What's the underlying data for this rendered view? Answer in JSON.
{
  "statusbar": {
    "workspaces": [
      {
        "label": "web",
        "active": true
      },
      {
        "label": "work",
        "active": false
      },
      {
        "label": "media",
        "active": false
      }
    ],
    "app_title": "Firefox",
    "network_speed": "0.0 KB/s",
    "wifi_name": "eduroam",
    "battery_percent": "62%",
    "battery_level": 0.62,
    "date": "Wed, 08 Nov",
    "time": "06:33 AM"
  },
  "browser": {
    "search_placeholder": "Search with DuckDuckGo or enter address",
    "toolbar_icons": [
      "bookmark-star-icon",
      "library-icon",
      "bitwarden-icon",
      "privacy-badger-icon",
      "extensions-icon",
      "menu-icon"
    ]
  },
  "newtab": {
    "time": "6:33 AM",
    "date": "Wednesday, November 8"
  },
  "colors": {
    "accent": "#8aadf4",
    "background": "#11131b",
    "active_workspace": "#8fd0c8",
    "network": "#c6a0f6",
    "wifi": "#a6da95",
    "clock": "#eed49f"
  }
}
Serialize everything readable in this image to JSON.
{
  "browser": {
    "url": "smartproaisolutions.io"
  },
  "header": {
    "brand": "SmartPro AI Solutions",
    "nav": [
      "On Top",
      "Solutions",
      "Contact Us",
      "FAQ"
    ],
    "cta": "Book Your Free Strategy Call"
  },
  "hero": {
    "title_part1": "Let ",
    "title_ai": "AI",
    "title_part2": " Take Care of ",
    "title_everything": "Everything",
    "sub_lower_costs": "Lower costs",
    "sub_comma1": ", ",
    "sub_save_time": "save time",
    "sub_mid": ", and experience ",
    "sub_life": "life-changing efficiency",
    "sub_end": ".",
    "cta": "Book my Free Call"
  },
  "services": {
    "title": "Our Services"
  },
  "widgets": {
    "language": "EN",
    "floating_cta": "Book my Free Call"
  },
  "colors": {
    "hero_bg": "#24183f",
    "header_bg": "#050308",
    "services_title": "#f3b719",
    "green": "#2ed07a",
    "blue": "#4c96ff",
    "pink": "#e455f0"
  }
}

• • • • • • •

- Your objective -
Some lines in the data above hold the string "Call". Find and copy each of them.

- Your response -
    "cta": "Book Your Free Strategy Call"
    "cta": "Book my Free Call"
    "floating_cta": "Book my Free Call"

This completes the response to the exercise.